The huge volume of meters and data generated presents a ‘big data’ challenge, as smart meters can take readings as often as every 30 minutes rather than the current monthly cycle for ‘dumb’ meters. This means that integration and testing of non-functional performance and operational acceptance testing of billing and data analysis suites is essential.
4. Adopt best practice
Meter systems can involve several different suppliers, including special companies set up to manage communications and infrastructure, as in the UK with the Data and Communications Company (DCC). The need for clear communication with all parties is vital, and best practice should be a shared testing in a repository so all parties have a single view of the project.
5. Consider the growth of open platforms
Many connected energy systems are proprietary applications based on customised hardware. Now the market is moving rapidly towards customer choice driven by smartphones and new smart home development platforms for certain operating systems, such as Apple’s HomeKit. This will increase the amount of integration and testing needed but will be vital to compete in the market.
6. Adopt software quality
Accepted approaches in developing applications on time and that deliver the best customer value include Agile development and ‘shifting left’ to introduce quality and testing earlier in the project development lifecycle. This can be a big change in mindset for in-house software teams, but it is important in new application areas that have complex integration needs or require the involvement of consumers and regulators.
7. Recognise the complexity of end-to-end testing
Testing needs to be robust, end-to-end and conducted in both lab and live environments. If user interfaces and systems are not consistent then processes could easily fail – just one of the reasons why there may be concern from consumers. Hardware issues can be more difficult to solve than software problems and fixes can take longer to implement, so testing needs to take into account these differences.

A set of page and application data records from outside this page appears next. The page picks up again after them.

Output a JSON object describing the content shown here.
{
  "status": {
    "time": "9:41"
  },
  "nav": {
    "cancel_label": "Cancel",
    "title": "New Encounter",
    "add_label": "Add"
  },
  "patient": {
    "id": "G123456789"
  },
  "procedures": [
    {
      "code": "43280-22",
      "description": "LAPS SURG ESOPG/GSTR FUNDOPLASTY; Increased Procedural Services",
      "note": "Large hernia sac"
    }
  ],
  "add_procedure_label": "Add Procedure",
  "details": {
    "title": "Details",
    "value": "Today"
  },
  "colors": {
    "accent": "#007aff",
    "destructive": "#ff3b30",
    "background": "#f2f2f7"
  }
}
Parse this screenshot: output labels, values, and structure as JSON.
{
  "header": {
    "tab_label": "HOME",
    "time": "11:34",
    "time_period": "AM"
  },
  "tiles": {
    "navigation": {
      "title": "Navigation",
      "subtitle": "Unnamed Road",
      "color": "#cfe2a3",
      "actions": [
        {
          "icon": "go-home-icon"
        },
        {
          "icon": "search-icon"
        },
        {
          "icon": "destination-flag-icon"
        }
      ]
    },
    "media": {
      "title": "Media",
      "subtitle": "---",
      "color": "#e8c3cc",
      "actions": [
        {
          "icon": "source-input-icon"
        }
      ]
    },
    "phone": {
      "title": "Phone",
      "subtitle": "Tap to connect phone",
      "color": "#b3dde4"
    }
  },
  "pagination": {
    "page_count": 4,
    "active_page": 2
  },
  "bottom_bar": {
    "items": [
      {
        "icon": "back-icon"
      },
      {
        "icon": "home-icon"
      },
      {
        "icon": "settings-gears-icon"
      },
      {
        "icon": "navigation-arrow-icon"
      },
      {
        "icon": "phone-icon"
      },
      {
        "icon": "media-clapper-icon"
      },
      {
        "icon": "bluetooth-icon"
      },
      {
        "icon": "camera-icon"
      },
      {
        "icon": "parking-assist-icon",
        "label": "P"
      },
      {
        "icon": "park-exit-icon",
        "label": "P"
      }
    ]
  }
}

There are other concerns in the picture, such as security and resilience, which also have to be addressed as part of the quality regime. And this isn’t just about energy applications, which are just the start of a major opportunity in the connected home. Those energy companies that get it right with a flexible, fast development platform will have all manner of business opportunities open to them.